1. The Memorandum of Understanding is silent as to one nomination that is already on the floor, that of Thomas B. Griffith to the D.C. Circuit. It also is silent as to all the other nominations that are already pending but have not yet reached the floor.
All the more reason to think that this MOU marks only a very temporary cooling off. The issue will resurface soon, and it is now crystal-clear which Republicans need, ahem, reinforcement.
2. The Republican signatories’ agreement to oppose cloture reform is contingent (both expressly and as a matter of basic contract principles) on the Democrat signatories’ living up to their end of the bargain. The fact that the MOU contemplates that each signatory will use his own discretion in determining whether extraordinary circumstances exist does not mean that Republican signatories will need to defer to a Democrat signatory’s determination. On the contrary, it means that a Republican signatory is free to use his own discretion to determine that a Democrat signatory’s determination of extraordinary circumstances amounts to a violation of the MOU. And the nomination of any person who elicits fewer Democrat objections than Brown, Pryor, or Owen should not constitute “extraordinary circumstances”.

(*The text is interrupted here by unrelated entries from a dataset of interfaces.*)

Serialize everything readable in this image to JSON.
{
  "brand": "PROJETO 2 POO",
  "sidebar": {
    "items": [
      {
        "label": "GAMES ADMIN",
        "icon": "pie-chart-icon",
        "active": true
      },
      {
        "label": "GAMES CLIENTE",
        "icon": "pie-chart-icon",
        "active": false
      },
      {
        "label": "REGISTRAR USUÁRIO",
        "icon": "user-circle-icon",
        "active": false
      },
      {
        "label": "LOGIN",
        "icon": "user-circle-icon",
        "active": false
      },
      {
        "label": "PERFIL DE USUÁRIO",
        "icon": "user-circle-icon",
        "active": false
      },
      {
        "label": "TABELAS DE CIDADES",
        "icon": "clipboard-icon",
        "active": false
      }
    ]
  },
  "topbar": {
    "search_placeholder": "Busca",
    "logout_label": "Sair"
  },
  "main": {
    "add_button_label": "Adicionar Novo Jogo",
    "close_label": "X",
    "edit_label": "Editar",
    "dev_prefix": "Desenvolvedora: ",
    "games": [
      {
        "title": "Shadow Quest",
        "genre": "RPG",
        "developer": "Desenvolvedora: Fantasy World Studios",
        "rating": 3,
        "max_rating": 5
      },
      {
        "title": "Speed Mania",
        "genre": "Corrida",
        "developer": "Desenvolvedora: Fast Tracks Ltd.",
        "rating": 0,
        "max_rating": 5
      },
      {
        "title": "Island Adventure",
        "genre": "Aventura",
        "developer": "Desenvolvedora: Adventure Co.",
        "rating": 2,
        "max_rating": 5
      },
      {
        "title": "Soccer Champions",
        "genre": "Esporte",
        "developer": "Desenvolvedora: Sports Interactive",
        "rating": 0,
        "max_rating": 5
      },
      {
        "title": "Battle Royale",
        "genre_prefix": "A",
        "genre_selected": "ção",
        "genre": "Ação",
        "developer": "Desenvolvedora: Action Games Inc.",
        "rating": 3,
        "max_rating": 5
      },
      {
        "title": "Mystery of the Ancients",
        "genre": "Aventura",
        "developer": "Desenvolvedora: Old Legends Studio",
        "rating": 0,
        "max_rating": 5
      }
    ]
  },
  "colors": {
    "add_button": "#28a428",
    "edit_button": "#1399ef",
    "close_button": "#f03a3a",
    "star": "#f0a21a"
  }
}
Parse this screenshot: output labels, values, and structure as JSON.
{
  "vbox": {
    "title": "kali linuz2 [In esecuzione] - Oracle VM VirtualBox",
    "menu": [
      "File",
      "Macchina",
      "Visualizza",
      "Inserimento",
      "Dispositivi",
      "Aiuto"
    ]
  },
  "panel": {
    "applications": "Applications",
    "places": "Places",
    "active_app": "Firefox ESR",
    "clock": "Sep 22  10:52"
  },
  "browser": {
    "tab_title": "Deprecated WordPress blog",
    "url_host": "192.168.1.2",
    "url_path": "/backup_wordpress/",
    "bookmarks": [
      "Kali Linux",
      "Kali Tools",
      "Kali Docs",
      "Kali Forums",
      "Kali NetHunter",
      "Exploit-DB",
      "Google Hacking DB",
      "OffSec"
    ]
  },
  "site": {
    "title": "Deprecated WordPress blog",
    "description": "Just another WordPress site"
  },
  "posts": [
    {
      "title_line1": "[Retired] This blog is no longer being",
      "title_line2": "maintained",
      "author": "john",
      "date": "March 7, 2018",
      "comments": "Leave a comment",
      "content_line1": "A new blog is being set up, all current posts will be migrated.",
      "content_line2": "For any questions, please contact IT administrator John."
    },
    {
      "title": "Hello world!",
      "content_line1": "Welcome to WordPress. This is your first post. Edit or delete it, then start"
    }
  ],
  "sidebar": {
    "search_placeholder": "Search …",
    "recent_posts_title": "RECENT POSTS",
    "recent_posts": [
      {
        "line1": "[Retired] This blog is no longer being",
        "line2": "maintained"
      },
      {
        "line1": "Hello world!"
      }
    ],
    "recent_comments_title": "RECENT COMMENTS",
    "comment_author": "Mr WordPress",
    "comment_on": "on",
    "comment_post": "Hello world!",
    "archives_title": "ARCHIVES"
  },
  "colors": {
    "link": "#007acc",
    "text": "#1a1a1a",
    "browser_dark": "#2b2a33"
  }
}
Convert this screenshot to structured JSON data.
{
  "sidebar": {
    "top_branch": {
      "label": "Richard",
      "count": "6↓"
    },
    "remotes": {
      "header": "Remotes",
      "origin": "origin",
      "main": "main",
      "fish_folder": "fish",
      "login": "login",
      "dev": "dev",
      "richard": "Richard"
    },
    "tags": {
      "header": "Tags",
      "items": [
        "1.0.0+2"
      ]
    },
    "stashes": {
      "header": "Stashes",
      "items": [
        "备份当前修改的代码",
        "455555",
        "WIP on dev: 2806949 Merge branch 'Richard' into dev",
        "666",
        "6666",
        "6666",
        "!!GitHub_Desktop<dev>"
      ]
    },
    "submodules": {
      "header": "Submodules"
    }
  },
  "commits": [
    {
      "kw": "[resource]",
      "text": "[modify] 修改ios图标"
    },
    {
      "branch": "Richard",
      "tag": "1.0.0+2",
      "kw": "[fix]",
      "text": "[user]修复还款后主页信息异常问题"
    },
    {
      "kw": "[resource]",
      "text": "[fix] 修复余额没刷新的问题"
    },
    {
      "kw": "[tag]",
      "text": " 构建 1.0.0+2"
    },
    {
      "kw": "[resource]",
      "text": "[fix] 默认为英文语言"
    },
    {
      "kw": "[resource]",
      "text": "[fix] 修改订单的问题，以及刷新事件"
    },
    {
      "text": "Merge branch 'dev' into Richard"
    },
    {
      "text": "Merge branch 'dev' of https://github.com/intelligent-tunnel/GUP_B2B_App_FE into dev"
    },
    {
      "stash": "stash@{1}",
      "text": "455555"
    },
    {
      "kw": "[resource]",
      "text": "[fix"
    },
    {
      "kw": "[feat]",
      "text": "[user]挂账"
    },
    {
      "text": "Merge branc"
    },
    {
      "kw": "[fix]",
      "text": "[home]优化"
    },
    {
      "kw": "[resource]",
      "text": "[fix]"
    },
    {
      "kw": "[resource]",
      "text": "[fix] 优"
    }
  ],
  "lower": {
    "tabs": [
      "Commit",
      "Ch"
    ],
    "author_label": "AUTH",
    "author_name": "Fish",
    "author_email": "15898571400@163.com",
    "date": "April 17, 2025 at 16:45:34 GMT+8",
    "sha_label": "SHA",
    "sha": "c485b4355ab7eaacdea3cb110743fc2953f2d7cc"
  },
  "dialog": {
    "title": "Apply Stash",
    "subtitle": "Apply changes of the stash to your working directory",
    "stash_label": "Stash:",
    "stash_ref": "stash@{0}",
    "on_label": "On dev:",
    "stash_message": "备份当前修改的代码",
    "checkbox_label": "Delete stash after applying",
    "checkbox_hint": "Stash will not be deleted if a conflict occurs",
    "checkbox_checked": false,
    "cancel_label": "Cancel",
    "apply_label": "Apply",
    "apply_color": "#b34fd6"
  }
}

3. The idea that the Constitution contemplates that the President will consult with the Senate before making nominations is belied by the text of Article II, section 2, clause 2, which provides that the President “shall nominate, and by and with the Advice and Consent of the Senate, shall appoint” judges. As a matter of basic grammar, the phrase “by and with the Advice and Consent of the Senate” plainly modifies “shall appoint,” not “shall nominate.” And the idea that consulting Senate Democrats about prospective nominees would somehow have any value is ludicrous.